▶ [Data provided]

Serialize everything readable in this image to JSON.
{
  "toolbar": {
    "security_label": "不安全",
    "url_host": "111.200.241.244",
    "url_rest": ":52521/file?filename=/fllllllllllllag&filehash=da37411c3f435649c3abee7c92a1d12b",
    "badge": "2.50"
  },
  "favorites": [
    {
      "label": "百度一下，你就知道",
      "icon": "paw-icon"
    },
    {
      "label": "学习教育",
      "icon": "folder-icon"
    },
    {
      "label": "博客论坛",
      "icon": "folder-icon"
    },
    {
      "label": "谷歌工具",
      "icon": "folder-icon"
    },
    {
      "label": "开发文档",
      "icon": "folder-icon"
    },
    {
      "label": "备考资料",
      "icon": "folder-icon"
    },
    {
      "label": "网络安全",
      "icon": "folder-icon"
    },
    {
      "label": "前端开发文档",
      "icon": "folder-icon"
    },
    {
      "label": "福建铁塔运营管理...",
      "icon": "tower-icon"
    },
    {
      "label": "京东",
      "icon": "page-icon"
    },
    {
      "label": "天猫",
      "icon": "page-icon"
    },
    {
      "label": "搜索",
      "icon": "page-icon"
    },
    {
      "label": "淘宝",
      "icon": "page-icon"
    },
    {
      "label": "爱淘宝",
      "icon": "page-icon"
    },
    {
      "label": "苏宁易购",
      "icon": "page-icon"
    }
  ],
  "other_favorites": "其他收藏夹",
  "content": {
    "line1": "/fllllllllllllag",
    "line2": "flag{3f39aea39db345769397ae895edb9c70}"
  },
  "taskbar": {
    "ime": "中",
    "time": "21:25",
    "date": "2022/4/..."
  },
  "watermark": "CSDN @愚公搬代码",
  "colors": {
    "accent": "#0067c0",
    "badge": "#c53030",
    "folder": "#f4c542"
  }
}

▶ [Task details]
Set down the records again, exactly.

▶ [Solution to this exercise]
Serialize everything readable in this image to JSON.
{
  "toolbar": {
    "security_label": "不安全",
    "url_host": "111.200.241.244",
    "url_rest": ":52521/file?filename=/fllllllllllllag&filehash=da37411c3f435649c3abee7c92a1d12b",
    "badge": "2.50"
  },
  "favorites": [
    {
      "label": "百度一下，你就知道",
      "icon": "paw-icon"
    },
    {
      "label": "学习教育",
      "icon": "folder-icon"
    },
    {
      "label": "博客论坛",
      "icon": "folder-icon"
    },
    {
      "label": "谷歌工具",
      "icon": "folder-icon"
    },
    {
      "label": "开发文档",
      "icon": "folder-icon"
    },
    {
      "label": "备考资料",
      "icon": "folder-icon"
    },
    {
      "label": "网络安全",
      "icon": "folder-icon"
    },
    {
      "label": "前端开发文档",
      "icon": "folder-icon"
    },
    {
      "label": "福建铁塔运营管理...",
      "icon": "tower-icon"
    },
    {
      "label": "京东",
      "icon": "page-icon"
    },
    {
      "label": "天猫",
      "icon": "page-icon"
    },
    {
      "label": "搜索",
      "icon": "page-icon"
    },
    {
      "label": "淘宝",
      "icon": "page-icon"
    },
    {
      "label": "爱淘宝",
      "icon": "page-icon"
    },
    {
      "label": "苏宁易购",
      "icon": "page-icon"
    }
  ],
  "other_favorites": "其他收藏夹",
  "content": {
    "line1": "/fllllllllllllag",
    "line2": "flag{3f39aea39db345769397ae895edb9c70}"
  },
  "taskbar": {
    "ime": "中",
    "time": "21:25",
    "date": "2022/4/..."
  },
  "watermark": "CSDN @愚公搬代码",
  "colors": {
    "accent": "#0067c0",
    "badge": "#c53030",
    "folder": "#f4c542"
  }
}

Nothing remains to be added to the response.